One of the most useful vegetables we grew last year was hot peppers. They were great fresh, preserved in vinegar, and in hot pepper jelly. In one of our beds we are putting in banana and jalapeño peppers for the aforementioned uses, but we also wanted cayenne peppers for hot sauce, so we needed to find more space. We tried to claim land rights to some of the neighbour’s back garden but after a lengthy court case, we were evicted and stuck with what we started with. Luckily, my mom was at a dollar store where they were selling upside down hanging hot pepper planters. Five of these hanging off the fence should produce enough peppers to make a good batch of hot sauce this year. Burning bums coming soon.

The chickens flanked by peppers and hops.
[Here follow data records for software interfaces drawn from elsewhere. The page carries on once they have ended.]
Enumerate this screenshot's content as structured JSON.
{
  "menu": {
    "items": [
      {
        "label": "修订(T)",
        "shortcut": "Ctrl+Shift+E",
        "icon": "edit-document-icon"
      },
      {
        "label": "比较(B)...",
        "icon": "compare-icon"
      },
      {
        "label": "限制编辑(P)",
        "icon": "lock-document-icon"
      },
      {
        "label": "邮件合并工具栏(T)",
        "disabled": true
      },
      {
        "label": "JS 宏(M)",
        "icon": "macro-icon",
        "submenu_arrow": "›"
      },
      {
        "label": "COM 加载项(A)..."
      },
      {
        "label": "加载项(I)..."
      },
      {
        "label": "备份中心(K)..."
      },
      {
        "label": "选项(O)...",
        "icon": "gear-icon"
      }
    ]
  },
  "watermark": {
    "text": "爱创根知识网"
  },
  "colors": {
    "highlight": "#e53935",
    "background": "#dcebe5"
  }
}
From the drawing it’s hard to tell, but our garage is two stories. With such height not being used, I ordered in some hops from BC to grow up the side of the building. Hops grow vertical, up to 30′, on lines strung straight up. To maximize how much we can grow, we are planning to do a criss-cross pattern to give us even longer vines, and, in return, more hops for beer making. A few years ago we were in England and my aunt was driving us past the hops farms. She was telling us about the plants and the Polish migrants that pick them. As neither of us had seen hops before, we asked “What do they look like?” to which my aunt replied, “Just like you and me, only Polish.”
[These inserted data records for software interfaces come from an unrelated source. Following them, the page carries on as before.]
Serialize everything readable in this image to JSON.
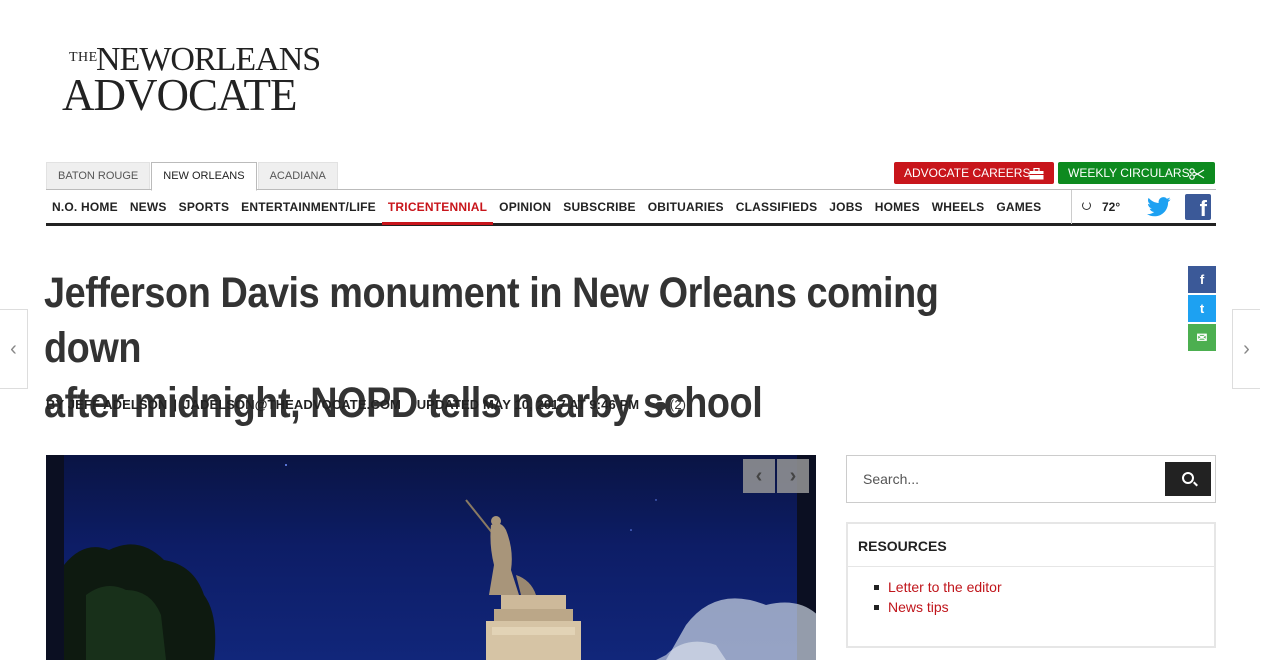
{
  "logo": {
    "line_the": "THE",
    "line_city": "NEWORLEANS",
    "line_paper": "ADVOCATE"
  },
  "city_tabs": [
    {
      "label": "BATON ROUGE"
    },
    {
      "label": "NEW ORLEANS",
      "active": true
    },
    {
      "label": "ACADIANA"
    }
  ],
  "promo_buttons": {
    "careers": {
      "label": "ADVOCATE CAREERS",
      "icon": "briefcase-icon",
      "color": "#c8151b"
    },
    "circulars": {
      "label": "WEEKLY CIRCULARS",
      "icon": "scissors-icon",
      "color": "#0d8a1f"
    }
  },
  "nav": {
    "items": [
      {
        "label": "N.O. HOME"
      },
      {
        "label": "NEWS"
      },
      {
        "label": "SPORTS"
      },
      {
        "label": "ENTERTAINMENT/LIFE"
      },
      {
        "label": "TRICENTENNIAL",
        "highlight": true
      },
      {
        "label": "OPINION"
      },
      {
        "label": "SUBSCRIBE"
      },
      {
        "label": "OBITUARIES"
      },
      {
        "label": "CLASSIFIEDS"
      },
      {
        "label": "JOBS"
      },
      {
        "label": "HOMES"
      },
      {
        "label": "WHEELS"
      },
      {
        "label": "GAMES"
      }
    ],
    "weather": {
      "icon": "weather-icon",
      "temp": "72°"
    },
    "social": [
      "twitter-icon",
      "facebook-icon"
    ]
  },
  "article": {
    "headline_line1": "Jefferson Davis monument in New Orleans coming down",
    "headline_line2": "after midnight, NOPD tells nearby school",
    "byline_author": "BY JEFF ADELSON",
    "byline_email": "JADELSON@THEADVOCATE.COM",
    "updated": "UPDATED MAY 10, 2017 AT 9:46 PM",
    "comments": "(2)"
  },
  "share_buttons": [
    {
      "icon": "facebook-icon",
      "glyph": "f",
      "color": "#3b5998"
    },
    {
      "icon": "twitter-icon",
      "glyph": "t",
      "color": "#1da1f2"
    },
    {
      "icon": "email-icon",
      "glyph": "✉",
      "color": "#4caf50"
    }
  ],
  "gallery": {
    "prev": "‹",
    "next": "›"
  },
  "side_arrows": {
    "prev": "‹",
    "next": "›"
  },
  "search": {
    "placeholder": "Search..."
  },
  "resources": {
    "title": "RESOURCES",
    "links": [
      {
        "label": "Letter to the editor"
      },
      {
        "label": "News tips"
      }
    ],
    "link_color": "#c0151b"
  }
}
All over the garden we have different planters and pots to hold long-term veg and invasive plants. A friend of ours is a furniture designer who creates her pieces with cast concrete. She had a few bad casts of a bedside cabinet that she was throwing out, so I saved them from becoming landfill to become filled with land. Once laid on their backs, the cabinets were perfect planters for mint, which is notorious for taking over gardens. I’d like to see it get out of concrete. Not really, I’d rather it stayed where it was meant to, in the planter, and in my tea. Another waste of space in the garden beds are potatoes. They take ages to grow, aren’t the prettiest, and require mounding soil over them every few weeks. To save using up space, we plant spuds in green tarp bags. The bags are cheap (dollar store), reusable, flexible, and you can simulate mounding by just topping up the bag with more soil. More on the potatoes as they grow.

Another big space taker is beans. We were originally thinking of growing them up the fence, but found an even better spot in the end; the patio. Our patio is covered by a proper roof that makes our outdoor space look a little like a Muskoka tiki bar. There is a mini wall on the one side that was never finished (past owners must have been distracted again) that we are building a bed to sit on top to hold our beans that will climb up cords to the roof. The bean stalks will act as a privacy/sun wall and supply fresh beans for dinner.

Bean wall. Not that we want to block out the neighbours, they're actually really nice.

So that’s the lay of the land, literally. We have a lot of hard work ahead of us, but when it comes time to eat it all, you remember why you did it. Also, for any hunters reading, you’re more than welcome to come over and kill every bastard little squirrel you see.